Research Fellows Directory
Dr Andrew Ashley
Imperial College London
Humans are reliant upon hydrocarbon fossil fuels for their energy needs and demand is projected to double by 2050, yet fossil fuels are a finite resource and subject to fluctuating prices and supply concerns. Combustion of these also releases carbon dioxide (CO2), a major contributor to global warming.
A sustainable alternative is the storage of energy in the chemical bonds of hydrogen (H2) through the solar-splitting of abundant water (H2O). Unfortunately, H2 is a gas and has major storage problems for transportation, which relies on energy-dense liquid fuels. A solution is to use solar-derived H2 to convert atmospheric CO2 into liquid hydrocarbon fuels; because CO2 is used in their manufacture the fuel is overall carbon-neutral, and is known as ‘artificial photosynthesis’. The security of a dependable and carbon-neutral energy source would be a commercially attractive investment to oil-dependent industries. Success will not only generate academic interest, but the beneficial impacts will be felt by society across the world. Population rises will also apply pressure on food resources – this can be addressed through greater use of fertilisers to enhance agricultural yields. Currently, these are produced from ammonia, which is made from the energy-intensive reaction of nitrogen (N2) and H2, consuming ca. 2% of the global energy supply; energy-efficient ammonia synthesis is hence desirable.
Direct reaction of CO2/N2 and H2 does not occur due to the strong bonds holding the molecules together; to promote this a catalyst (which weakens bonds and drive the reactions forward) is required.

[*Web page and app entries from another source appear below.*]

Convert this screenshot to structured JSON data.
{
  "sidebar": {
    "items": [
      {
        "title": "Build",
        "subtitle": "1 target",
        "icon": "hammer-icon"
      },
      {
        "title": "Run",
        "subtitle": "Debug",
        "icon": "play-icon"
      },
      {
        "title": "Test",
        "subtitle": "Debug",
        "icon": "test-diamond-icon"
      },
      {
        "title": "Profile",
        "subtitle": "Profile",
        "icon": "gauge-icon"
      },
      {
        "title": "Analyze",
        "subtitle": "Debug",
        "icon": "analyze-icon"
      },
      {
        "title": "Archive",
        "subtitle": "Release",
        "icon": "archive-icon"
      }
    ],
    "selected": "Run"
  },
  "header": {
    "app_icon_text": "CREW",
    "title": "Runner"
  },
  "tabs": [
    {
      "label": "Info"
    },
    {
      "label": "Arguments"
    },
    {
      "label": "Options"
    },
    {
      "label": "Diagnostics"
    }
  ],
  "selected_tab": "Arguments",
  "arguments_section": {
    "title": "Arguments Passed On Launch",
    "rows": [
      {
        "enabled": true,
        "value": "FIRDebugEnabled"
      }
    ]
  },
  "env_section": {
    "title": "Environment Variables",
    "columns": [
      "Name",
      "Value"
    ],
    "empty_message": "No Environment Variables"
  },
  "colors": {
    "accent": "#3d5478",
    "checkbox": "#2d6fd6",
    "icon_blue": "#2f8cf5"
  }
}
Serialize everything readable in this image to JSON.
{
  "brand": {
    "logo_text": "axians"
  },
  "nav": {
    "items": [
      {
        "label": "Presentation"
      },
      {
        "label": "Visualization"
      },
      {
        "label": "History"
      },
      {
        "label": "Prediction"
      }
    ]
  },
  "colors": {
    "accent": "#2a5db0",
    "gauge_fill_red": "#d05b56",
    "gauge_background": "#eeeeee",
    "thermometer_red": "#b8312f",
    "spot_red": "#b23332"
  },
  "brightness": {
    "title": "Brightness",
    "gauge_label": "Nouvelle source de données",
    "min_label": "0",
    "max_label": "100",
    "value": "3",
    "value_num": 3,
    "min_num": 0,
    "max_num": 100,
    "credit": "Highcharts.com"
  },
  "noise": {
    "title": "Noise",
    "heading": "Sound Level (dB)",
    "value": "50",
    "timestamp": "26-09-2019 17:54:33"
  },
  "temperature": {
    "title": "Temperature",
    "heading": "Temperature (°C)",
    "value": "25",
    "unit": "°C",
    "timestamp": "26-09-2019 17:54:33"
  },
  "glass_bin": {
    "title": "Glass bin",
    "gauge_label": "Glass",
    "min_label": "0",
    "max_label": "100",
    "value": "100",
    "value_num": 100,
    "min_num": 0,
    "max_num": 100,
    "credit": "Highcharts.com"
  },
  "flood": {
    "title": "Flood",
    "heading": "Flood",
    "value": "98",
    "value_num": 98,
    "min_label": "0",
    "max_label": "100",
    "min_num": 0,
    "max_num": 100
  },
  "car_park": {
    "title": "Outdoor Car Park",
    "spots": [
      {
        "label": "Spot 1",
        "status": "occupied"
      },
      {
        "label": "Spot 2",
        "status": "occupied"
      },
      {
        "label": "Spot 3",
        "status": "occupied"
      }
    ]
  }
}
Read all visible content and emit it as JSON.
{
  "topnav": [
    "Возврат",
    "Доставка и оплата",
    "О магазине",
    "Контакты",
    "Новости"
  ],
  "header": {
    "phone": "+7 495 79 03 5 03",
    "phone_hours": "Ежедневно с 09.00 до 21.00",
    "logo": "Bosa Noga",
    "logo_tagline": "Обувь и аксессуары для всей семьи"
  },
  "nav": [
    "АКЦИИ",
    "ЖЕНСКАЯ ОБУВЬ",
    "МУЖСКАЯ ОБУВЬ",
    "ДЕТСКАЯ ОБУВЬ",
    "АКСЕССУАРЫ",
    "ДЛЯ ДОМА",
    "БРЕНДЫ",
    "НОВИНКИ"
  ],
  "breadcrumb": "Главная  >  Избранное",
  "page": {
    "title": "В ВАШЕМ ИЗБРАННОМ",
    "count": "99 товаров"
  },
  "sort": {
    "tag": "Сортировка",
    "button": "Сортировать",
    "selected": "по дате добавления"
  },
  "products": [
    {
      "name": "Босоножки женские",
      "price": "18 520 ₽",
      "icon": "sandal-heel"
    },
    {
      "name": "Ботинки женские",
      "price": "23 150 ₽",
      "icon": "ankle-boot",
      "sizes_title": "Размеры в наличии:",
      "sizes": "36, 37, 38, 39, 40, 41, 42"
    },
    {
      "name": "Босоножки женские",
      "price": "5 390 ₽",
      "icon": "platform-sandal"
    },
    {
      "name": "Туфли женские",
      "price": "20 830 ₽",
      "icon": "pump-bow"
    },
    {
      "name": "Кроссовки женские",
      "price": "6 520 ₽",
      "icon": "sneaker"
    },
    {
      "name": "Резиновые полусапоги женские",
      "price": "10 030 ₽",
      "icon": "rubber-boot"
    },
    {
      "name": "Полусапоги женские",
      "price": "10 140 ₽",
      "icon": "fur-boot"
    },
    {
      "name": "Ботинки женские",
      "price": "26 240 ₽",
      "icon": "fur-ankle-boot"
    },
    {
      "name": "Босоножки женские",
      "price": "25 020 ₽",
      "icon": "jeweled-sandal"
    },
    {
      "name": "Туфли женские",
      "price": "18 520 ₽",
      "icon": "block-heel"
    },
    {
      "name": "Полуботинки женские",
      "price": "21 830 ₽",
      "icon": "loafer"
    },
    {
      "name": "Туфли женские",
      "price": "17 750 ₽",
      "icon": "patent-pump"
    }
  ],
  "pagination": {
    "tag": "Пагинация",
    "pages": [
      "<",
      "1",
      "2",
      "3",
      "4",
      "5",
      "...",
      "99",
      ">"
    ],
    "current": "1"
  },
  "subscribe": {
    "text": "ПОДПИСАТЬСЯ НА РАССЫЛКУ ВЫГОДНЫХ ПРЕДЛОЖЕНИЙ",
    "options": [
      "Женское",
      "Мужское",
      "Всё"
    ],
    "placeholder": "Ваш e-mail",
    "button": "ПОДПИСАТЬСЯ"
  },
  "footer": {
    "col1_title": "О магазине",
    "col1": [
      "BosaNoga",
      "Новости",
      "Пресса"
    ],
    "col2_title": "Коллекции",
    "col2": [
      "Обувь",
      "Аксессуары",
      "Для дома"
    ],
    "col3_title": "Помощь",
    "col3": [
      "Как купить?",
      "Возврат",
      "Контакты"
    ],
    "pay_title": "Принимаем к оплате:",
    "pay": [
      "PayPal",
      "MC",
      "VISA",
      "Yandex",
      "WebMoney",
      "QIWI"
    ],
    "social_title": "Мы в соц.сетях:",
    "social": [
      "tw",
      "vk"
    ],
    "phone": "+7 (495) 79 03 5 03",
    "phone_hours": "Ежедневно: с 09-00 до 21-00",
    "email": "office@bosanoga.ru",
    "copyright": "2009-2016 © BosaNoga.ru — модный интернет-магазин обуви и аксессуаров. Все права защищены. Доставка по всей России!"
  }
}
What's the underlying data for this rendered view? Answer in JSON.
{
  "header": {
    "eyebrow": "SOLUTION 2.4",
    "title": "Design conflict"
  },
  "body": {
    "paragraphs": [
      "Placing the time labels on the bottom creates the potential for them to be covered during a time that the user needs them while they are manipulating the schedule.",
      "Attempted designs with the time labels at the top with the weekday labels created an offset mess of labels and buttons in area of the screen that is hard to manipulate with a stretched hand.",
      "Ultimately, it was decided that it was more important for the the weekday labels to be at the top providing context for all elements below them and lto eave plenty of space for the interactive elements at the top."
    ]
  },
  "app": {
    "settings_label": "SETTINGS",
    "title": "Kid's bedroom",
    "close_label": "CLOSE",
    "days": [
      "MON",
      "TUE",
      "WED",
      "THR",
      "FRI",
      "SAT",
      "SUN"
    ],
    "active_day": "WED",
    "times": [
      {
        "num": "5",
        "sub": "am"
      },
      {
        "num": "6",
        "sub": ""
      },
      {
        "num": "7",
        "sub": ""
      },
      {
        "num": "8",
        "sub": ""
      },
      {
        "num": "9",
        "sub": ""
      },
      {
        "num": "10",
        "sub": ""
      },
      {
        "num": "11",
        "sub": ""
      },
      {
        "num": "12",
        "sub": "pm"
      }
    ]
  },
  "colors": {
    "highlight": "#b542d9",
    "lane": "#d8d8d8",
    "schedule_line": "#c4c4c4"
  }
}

This research proposal adopts a new approach to catalyst systems capable of both transformations using two catalysts in synergy: one makes H2 reactive, whereas another specifically binds CO2 or N2 molecules, rendering them susceptible to reaction with H2. Importantly the catalysts can be easily modified and their performance tuned, leading to more efficient and sustainable chemistry.
Interests and expertise (Subject groups)